Are you ready for your own single shot of espresso? Starbucks is about to turn up the heat on the single-serve coffee market, introducing a brewer for $199 that can make one-cup servings of espresso, lattes, and oh yes, regular coffee. Before you gulp at the price, it doesn't take long for that $199 investment to pay off. Think of the savings you can get from not having to put down $3 each time you want your own favorite jolt of Joe at a coffee shop. This week Starbucks has started selling the Verismo, and the machine comes at a time of growing competition for single brewing machines. Green Mountain Coffee Roasters also plans to launch a single-cup espresso machine by early next year.
Be careful what you wish for! Apple fans may be getting really excited about tomorrow's in-store launch of the iPhone 5. But a survey for SquareTrade, a technology protection plan provider, finds 30 percent of current iPhone users have damaged their device in the last 12 months. Accidental damage is said to be 10 times more common than loss or theft, and the youngest iPhone owners are the clumsiest - half of users under the age of 35 have had an accident with their device. Among the leading costs of damage are: Phone fell into a toilet, sink, hot tub, swimming pool, lake, etc. Phone dropped from a lap. Phone knocked off a table. Phone drenched by some liquid.

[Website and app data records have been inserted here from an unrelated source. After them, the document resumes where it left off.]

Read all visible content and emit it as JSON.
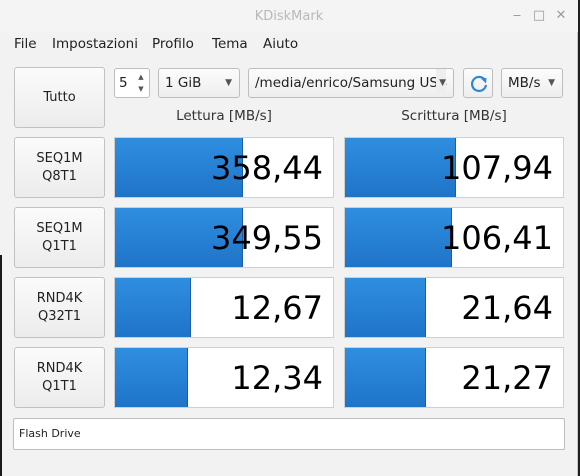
{
  "window": {
    "title": "KDiskMark",
    "controls": [
      "minimize",
      "maximize",
      "close"
    ]
  },
  "menu": [
    "File",
    "Impostazioni",
    "Profilo",
    "Tema",
    "Aiuto"
  ],
  "toolbar": {
    "all_label": "Tutto",
    "loops": "5",
    "size": "1 GiB",
    "path": "/media/enrico/Samsung USB",
    "unit": "MB/s"
  },
  "headers": {
    "read": "Lettura [MB/s]",
    "write": "Scrittura [MB/s]"
  },
  "tests": [
    {
      "label_line1": "SEQ1M",
      "label_line2": "Q8T1",
      "read": "358,44",
      "write": "107,94",
      "read_fill": 0.589,
      "write_fill": 0.509
    },
    {
      "label_line1": "SEQ1M",
      "label_line2": "Q1T1",
      "read": "349,55",
      "write": "106,41",
      "read_fill": 0.589,
      "write_fill": 0.491
    },
    {
      "label_line1": "RND4K",
      "label_line2": "Q32T1",
      "read": "12,67",
      "write": "21,64",
      "read_fill": 0.349,
      "write_fill": 0.373
    },
    {
      "label_line1": "RND4K",
      "label_line2": "Q1T1",
      "read": "12,34",
      "write": "21,27",
      "read_fill": 0.335,
      "write_fill": 0.373
    }
  ],
  "comment": "Flash Drive"
}
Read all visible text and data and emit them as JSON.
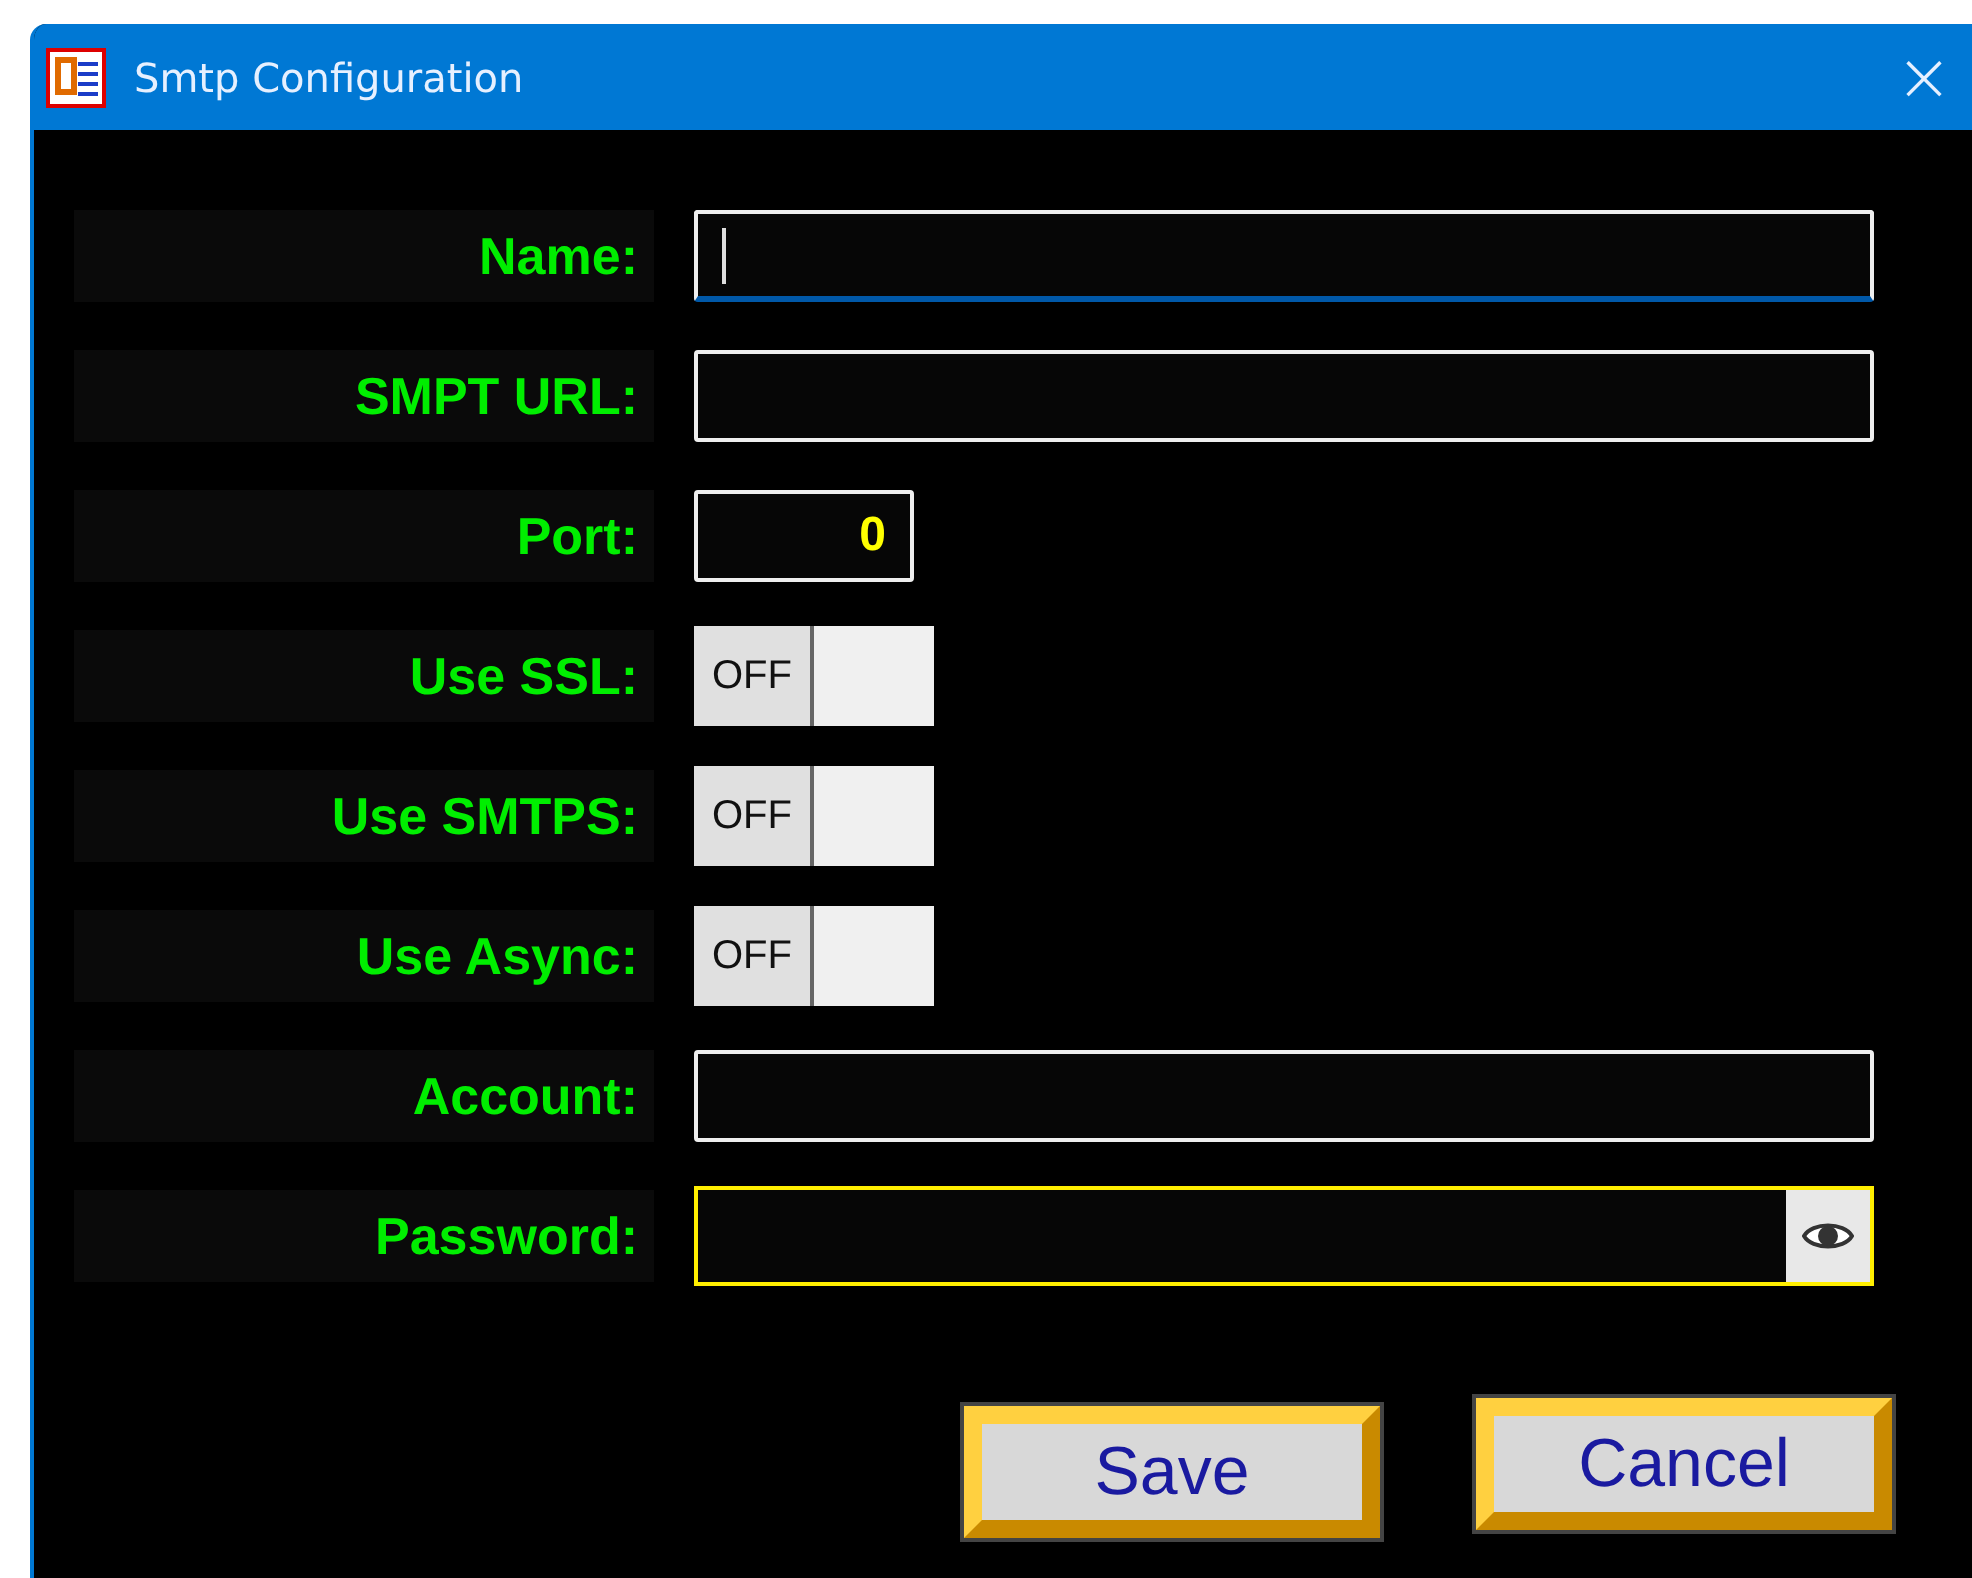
{
  "window": {
    "title": "Smtp Configuration",
    "close": "×"
  },
  "fields": [
    {
      "label": "Name:",
      "kind": "text",
      "focused": true
    },
    {
      "label": "SMPT URL:",
      "kind": "text",
      "focused": false
    },
    {
      "label": "Port:",
      "kind": "number",
      "value": "0",
      "focused": false
    },
    {
      "label": "Use SSL:",
      "kind": "toggle",
      "on": false,
      "state_text": "OFF"
    },
    {
      "label": "Use SMTPS:",
      "kind": "toggle",
      "on": false,
      "state_text": "OFF"
    },
    {
      "label": "Use Async:",
      "kind": "toggle",
      "on": false,
      "state_text": "OFF"
    },
    {
      "label": "Account:",
      "kind": "text",
      "focused": false
    },
    {
      "label": "Password:",
      "kind": "password"
    }
  ],
  "buttons": [
    "Save",
    "Cancel"
  ]
}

The housing market may not be booming but it is blooming: showing signs of life after a five-year slump. Three new reports this week on builder confidence, existing home sales and construction starts all showed improvement. And new census numbers show some Americans are on the move again after record numbers had stayed put. According to new 2011 data, more young adults are leaving their parents' homes to take a chance with college or the job market. But it may take years to repair the damage of the worst recession in decades. Home ownership dropped for a fifth straight year to 64.6 percent, the lowest in more than a decade, hurt by more stringent financing rules and a shift to renting.
Oil prices are down for the fourth straight day - at $91 for light crude on futures markets. It comes after economic reports from China's manufacturing and Japan's trade reinforced a global economic slowdown - with potentially less than expected demand for energy.
Sentencing is scheduled today in San Francisco on what prosecutors call the most serious price-fixing cartel ever prosecuted by the US. The Justice Department is demanding that a "remorseless" Taiwanese company pay a $1 billion fine and two former top executives each serve 10 years in prison. The global price-fixing scheme artificially increased the price of LCD screens used in televisions, computers and other electronic products.
Richard Davies Business Correspondent ABC NEWS Radio ABCNews.com twitter.com/daviesabc